1946-01-01
Technical Paper
460216
HUGH B. STEWART
AN electrical analyzer is described here which was designed in order to solve crankshaft torsional vibration problems.
1946-01-01
Technical Paper
460212
RALPH K. SUPER
OF the various methods of establishing the size of vehicle brakes that have been in use the author points out that the ones found most satisfactory have been based on the fundamental fact that the brake is an energy-converting unit. Formulation of rating factors at the present time, he says further, shows promise of incorporating the effect of engine horsepower on the brake factors by introducing a time element. For those advocates of a simple method of rating brakes on the basis of liner area, Mr. Super recommends that this area be established on the basis of the projected length of the liner so that the most efficient use of the liner material is obtained.

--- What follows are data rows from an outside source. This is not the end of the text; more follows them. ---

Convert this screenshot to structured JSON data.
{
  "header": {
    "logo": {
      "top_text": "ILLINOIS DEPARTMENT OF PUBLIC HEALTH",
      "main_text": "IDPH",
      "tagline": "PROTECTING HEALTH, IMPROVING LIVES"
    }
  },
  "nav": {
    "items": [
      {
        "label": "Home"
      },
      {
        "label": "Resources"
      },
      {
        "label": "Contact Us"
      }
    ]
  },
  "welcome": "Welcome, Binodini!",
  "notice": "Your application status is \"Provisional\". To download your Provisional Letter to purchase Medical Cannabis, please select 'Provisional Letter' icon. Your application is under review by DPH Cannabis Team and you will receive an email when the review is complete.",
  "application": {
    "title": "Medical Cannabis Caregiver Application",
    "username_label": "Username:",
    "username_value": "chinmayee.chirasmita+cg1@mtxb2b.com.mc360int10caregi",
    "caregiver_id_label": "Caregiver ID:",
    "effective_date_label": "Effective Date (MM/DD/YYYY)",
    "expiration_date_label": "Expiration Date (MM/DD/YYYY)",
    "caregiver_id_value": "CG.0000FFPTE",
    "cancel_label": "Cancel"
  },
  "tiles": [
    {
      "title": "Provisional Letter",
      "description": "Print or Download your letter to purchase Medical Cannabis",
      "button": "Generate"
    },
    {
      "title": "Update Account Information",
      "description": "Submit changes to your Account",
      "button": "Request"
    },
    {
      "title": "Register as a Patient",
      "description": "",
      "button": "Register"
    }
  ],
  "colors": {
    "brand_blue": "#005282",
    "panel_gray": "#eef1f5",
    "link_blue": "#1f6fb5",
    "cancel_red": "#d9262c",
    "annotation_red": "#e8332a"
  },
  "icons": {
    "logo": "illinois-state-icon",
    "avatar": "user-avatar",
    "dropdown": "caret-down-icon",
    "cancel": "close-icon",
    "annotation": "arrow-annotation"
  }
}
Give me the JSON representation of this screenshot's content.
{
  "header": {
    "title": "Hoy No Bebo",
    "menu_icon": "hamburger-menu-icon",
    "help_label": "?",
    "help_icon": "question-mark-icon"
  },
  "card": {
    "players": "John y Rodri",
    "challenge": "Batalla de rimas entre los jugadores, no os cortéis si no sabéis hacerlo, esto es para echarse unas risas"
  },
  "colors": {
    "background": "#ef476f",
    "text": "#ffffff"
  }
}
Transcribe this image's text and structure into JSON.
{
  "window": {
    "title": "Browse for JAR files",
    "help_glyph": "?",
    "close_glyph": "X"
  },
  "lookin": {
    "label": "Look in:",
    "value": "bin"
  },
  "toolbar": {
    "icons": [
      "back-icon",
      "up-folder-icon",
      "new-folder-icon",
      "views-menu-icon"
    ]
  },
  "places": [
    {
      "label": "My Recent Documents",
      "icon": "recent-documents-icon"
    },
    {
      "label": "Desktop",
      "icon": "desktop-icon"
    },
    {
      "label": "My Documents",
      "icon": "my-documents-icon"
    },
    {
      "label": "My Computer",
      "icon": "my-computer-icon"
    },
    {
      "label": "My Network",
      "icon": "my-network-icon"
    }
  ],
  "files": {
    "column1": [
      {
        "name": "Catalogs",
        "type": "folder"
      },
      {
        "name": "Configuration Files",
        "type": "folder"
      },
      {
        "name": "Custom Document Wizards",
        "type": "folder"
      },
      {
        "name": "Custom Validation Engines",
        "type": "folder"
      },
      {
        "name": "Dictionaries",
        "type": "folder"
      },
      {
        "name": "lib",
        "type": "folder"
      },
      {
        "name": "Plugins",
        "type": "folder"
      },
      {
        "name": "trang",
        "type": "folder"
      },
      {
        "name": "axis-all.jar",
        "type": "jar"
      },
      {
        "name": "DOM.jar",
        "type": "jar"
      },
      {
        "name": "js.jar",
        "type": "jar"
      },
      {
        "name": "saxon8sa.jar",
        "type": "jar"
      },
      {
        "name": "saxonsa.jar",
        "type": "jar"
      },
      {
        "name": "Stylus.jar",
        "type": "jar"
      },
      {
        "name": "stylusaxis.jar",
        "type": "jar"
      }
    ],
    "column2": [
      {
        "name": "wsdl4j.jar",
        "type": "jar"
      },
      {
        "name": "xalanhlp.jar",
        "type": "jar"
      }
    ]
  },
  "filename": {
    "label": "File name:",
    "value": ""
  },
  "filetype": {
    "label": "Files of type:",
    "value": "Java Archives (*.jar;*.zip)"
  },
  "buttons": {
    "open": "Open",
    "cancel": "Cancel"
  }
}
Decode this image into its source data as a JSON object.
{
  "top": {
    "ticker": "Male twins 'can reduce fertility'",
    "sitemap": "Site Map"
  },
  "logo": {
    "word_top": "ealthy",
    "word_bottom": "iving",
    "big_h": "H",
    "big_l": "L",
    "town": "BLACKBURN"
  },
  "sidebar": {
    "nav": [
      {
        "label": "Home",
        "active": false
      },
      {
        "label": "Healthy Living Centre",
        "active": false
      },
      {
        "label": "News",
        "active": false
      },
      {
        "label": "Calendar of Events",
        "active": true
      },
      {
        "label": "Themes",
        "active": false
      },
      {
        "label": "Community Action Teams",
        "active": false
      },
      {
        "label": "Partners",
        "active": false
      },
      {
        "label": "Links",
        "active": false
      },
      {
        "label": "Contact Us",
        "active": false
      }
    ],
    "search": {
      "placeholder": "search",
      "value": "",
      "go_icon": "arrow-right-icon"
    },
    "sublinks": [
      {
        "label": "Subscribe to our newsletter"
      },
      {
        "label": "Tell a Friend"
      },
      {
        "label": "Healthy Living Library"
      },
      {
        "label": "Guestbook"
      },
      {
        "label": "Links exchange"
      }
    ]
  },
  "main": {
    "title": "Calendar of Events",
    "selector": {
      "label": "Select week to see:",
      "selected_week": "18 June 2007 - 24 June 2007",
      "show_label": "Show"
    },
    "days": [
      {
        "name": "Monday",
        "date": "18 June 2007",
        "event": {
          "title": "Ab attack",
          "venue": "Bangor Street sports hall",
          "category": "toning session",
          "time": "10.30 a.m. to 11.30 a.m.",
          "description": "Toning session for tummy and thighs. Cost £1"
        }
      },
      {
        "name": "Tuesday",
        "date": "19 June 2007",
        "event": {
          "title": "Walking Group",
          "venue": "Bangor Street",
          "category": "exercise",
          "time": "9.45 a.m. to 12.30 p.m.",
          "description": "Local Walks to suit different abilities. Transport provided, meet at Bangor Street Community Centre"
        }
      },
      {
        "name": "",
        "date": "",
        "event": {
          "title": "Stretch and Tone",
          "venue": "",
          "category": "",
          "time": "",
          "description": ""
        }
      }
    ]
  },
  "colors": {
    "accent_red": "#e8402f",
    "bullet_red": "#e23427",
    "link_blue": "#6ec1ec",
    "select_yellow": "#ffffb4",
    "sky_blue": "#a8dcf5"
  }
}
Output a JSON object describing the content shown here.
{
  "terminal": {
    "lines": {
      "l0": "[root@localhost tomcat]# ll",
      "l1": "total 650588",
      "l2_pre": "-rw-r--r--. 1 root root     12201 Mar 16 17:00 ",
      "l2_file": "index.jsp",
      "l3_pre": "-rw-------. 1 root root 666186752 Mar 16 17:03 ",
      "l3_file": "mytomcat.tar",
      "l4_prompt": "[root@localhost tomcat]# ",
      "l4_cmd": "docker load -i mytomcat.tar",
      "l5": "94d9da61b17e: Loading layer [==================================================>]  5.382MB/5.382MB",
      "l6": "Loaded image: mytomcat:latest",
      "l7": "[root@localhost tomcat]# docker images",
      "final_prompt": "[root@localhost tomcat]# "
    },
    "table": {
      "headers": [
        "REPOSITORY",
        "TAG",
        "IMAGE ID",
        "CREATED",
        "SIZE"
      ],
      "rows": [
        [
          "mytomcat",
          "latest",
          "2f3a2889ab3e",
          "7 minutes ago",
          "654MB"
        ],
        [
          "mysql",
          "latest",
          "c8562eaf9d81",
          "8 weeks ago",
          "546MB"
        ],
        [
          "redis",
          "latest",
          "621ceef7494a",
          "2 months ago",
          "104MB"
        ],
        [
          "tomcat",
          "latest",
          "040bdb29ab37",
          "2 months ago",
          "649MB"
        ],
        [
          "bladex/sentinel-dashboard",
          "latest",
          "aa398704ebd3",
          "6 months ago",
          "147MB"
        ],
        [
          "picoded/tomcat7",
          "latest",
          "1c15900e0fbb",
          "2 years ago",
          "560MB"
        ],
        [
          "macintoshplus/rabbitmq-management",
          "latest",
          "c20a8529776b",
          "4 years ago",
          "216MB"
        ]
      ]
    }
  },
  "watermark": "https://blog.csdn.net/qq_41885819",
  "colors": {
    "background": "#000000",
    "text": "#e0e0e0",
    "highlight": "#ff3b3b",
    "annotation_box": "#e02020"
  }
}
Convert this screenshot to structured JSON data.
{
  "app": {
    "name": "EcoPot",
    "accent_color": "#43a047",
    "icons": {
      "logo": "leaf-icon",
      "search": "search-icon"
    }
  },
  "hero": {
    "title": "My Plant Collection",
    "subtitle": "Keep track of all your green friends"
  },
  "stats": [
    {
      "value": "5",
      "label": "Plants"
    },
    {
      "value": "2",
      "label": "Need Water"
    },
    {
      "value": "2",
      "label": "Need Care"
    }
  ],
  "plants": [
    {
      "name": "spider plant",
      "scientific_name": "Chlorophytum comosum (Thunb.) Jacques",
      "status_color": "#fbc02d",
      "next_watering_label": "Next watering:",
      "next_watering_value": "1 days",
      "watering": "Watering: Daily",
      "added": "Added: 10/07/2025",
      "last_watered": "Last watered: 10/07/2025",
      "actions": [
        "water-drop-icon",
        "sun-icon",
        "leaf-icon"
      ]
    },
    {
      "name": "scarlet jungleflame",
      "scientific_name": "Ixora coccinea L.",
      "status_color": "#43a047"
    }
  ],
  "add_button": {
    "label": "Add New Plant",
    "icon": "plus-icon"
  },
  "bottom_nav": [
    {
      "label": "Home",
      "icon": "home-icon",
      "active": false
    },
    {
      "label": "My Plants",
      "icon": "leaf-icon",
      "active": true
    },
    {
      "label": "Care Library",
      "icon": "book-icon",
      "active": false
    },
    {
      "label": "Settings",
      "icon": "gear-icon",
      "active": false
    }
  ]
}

1946-01-01
Technical Paper
460222
MAC SHORT, W. E. MILLER
THE fundamental difference between land and air vehicles, the authors explain, is that the plane is supported in the air dynamically, while the car is supported on the ground statically, thus accounting for the importance of weight, strength, and shape in plane design, but not necessarily so in car design. The authors feel that the aircraft approach may not be directly applicable to car body designing, but they point out that the same basic principles that make for efficient weight, structure, and performance of airplanes can and should unquestionably be useful tools of the automobile body designer.
1946-01-01
Technical Paper
460233
R. H. DAVIES
GERMAN aircraft hydraulic systems are analyzed here under the following headings: 1. General review of German practices and policies with regard to design and manufacture. 2. Basic design features of German systems. 3. Representative hydraulic systems as installed in three of the latest German airplanes. 4. Design and operation of hydraulic systems of different planes and manufacturers. 5. German hydraulic developments in relation to American practice.
1946-01-01
Technical Paper
460171
R. R. BURKHALTER
1946-01-01
Technical Paper
460175
RALPH L. HAVER, HARRY A. GOODIN
1946-01-01
Technical Paper
460190
ARTHUR B. SCHULTZ
THEORETICAL principles of cargo pickup are outlined here by Mr. Schultz, who describes the design of pickup units, contact means, transfer equipment, and ground stations for both 200-lb and 60-lb units. He also outlines the basic features desirable in future pickup airplanes, as well as structural design requirements. The author then describes glider pickup, giving consideration to the basic theory behind this type of pickup, the design of pickup units, their installation in the airplane, the cable guide system, and contact means. He outlines the design features of glider pickup airplanes and structural design requirements to be used in the installation of the equipment. In closing the author points out that aircraft pickup has obvious military possibilities and that the peacetime potential is practically unlimited.